Of course, fish don't know boundaries, so you get what's called a spillover effect. That means that you're basically creating a fish factory. Yes, you have that two- to three-year period where you're waiting for that recovery, and you need to be cognizant of that and do things to help cover the artisanal fishery folks who may be impacted. But in the long term, this is going to ensure that they are going to be able to continue to catch fish into the future. Even at the commercial level, there is a reason why the tuna can be in Seychelles water—they're feeding. So, we can ensure that they will continue to come through those waters.

From the tourism aspect, if you're coming to the Seychelles, where do you want to snorkel or dive? Where you're going to see the most diversity of fish and the biggest fish. For the Seychelles, 50 percent of GDP comes from tourism, 30 percent comes from the tuna fishery.
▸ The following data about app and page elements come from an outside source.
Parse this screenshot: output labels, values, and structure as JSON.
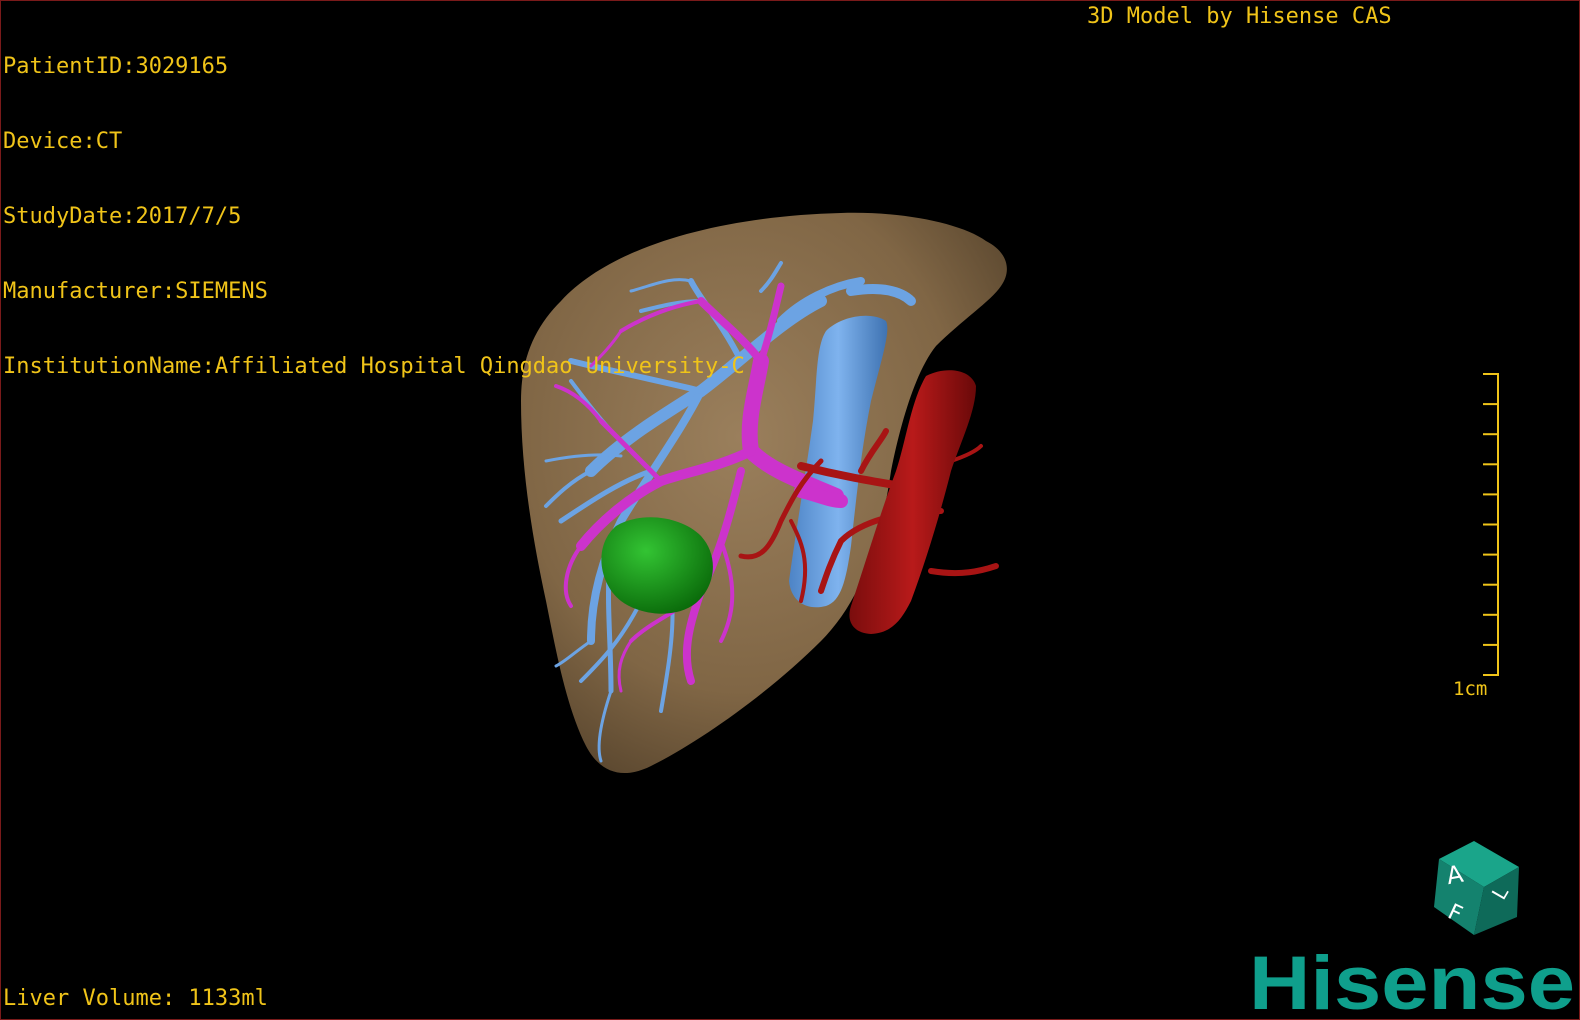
{
  "patient": {
    "id_line": "PatientID:3029165",
    "device_line": "Device:CT",
    "study_date_line": "StudyDate:2017/7/5",
    "manufacturer_line": "Manufacturer:SIEMENS",
    "institution_line": "InstitutionName:Affiliated Hospital Qingdao University-C"
  },
  "credit": "3D Model by Hisense CAS",
  "liver_volume": "Liver Volume: 1133ml",
  "scale": {
    "label": "1cm",
    "ticks": 10
  },
  "orientation_cube": {
    "faces": [
      "A",
      "F",
      "L"
    ]
  },
  "brand": {
    "name": "Hisense",
    "color": "#0f9f8c"
  },
  "colors": {
    "overlay_text": "#f0c419",
    "liver": "#8a6f4e",
    "portal_vein": "#6ca3e3",
    "hepatic_vein": "#cc33cc",
    "artery": "#a81414",
    "tumor": "#1a9a1a"
  },
  "icons": {
    "orientation": "orientation-cube-icon",
    "scale": "scale-bar-icon"
  }
}
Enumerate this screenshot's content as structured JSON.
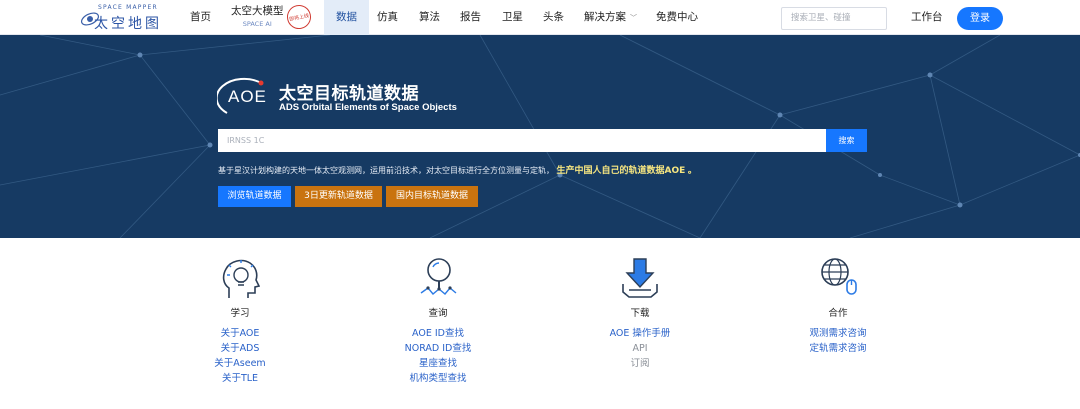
{
  "nav": {
    "logo_en": "SPACE MAPPER",
    "logo_zh": "太空地图",
    "items": [
      {
        "label": "首页"
      },
      {
        "label": "太空大模型",
        "sub": "SPACE AI",
        "badge": "即将上线"
      },
      {
        "label": "数据",
        "active": true
      },
      {
        "label": "仿真"
      },
      {
        "label": "算法"
      },
      {
        "label": "报告"
      },
      {
        "label": "卫星"
      },
      {
        "label": "头条"
      },
      {
        "label": "解决方案",
        "caret": "﹀"
      },
      {
        "label": "免费中心"
      }
    ],
    "search_placeholder": "搜索卫星、碰撞",
    "workbench": "工作台",
    "login": "登录"
  },
  "hero": {
    "logo_text": "AOE",
    "title": "太空目标轨道数据",
    "subtitle": "ADS Orbital Elements of Space Objects",
    "search_placeholder": "IRNSS 1C",
    "search_button": "搜索",
    "desc_plain": "基于星汉计划构建的天地一体太空观测网，运用前沿技术，对太空目标进行全方位测量与定轨，",
    "desc_highlight": "生产中国人自己的轨道数据AOE",
    "desc_end": "。",
    "buttons": [
      "浏览轨道数据",
      "3日更新轨道数据",
      "国内目标轨道数据"
    ]
  },
  "features": [
    {
      "icon": "head-lightbulb-icon",
      "title": "学习",
      "links": [
        "关于AOE",
        "关于ADS",
        "关于Aseem",
        "关于TLE"
      ]
    },
    {
      "icon": "magnifier-icon",
      "title": "查询",
      "links": [
        "AOE ID查找",
        "NORAD ID查找",
        "星座查找",
        "机构类型查找"
      ]
    },
    {
      "icon": "download-icon",
      "title": "下载",
      "links": [
        "AOE 操作手册",
        "API",
        "订阅"
      ]
    },
    {
      "icon": "globe-mouse-icon",
      "title": "合作",
      "links": [
        "观测需求咨询",
        "定轨需求咨询"
      ]
    }
  ],
  "colors": {
    "primary": "#1677ff",
    "hero_bg": "#163a63",
    "orange": "#c9730f",
    "link": "#2a62c9"
  }
}
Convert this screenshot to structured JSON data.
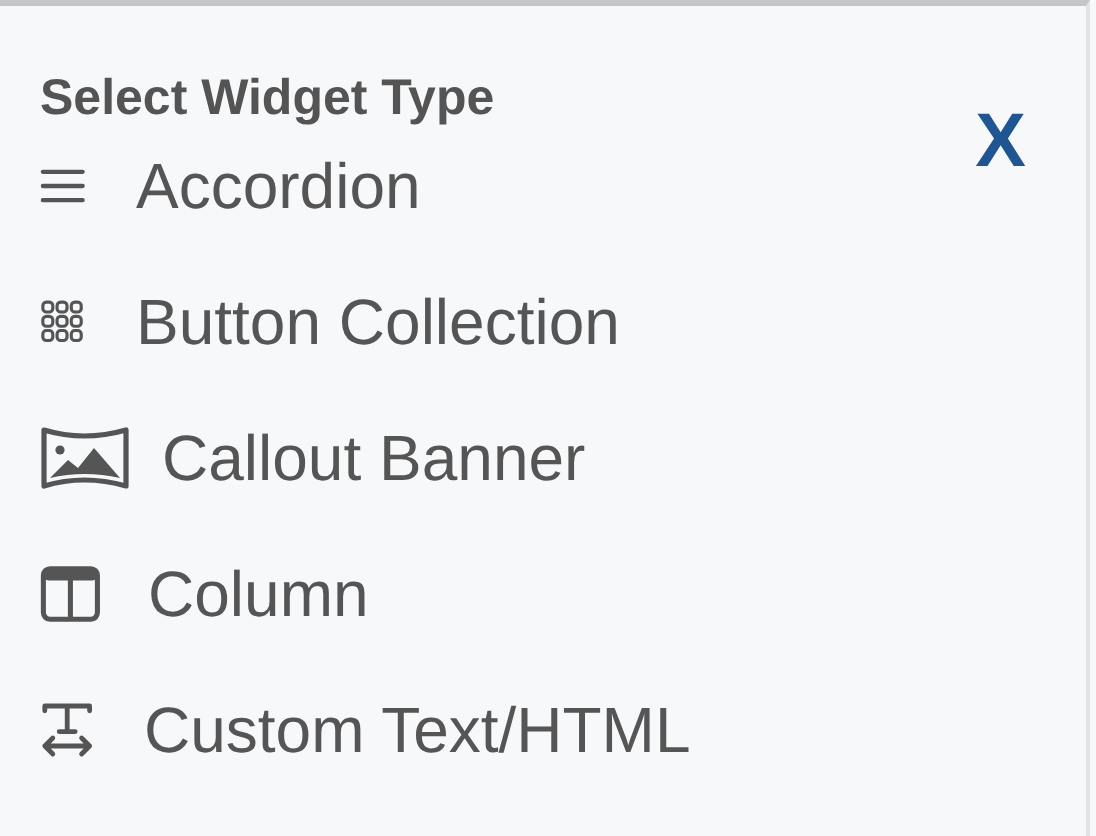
{
  "panel": {
    "title": "Select Widget Type",
    "close": "X"
  },
  "widgets": [
    {
      "label": "Accordion",
      "kind": "lines"
    },
    {
      "label": "Button Collection",
      "kind": "grid"
    },
    {
      "label": "Callout Banner",
      "kind": "banner"
    },
    {
      "label": "Column",
      "kind": "columns"
    },
    {
      "label": "Custom Text/HTML",
      "kind": "text"
    }
  ]
}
They're just doing what is going to help protect, over the long term, their economy.

Do you know why they hadn't protected these areas before?

I remember working with the then-minister of finance on this deal, and he said something that really stuck in my mind. He was like, "You know, up until very recently, we used to not think of anything we couldn't see beyond the horizon, even though 95 percent of what we're suppose to be managing is the ocean." So, it was really just a lack of awareness about the need to think about and manage for the long term.

The ocean seems so infinite, and the fact that we're actually making any impact on the ocean has become apparent only recently.

This article originally appeared on Oceans Deeply, and you can find the original here. For important news about our world’s oceans, you can sign up to the Oceans Deeply email list.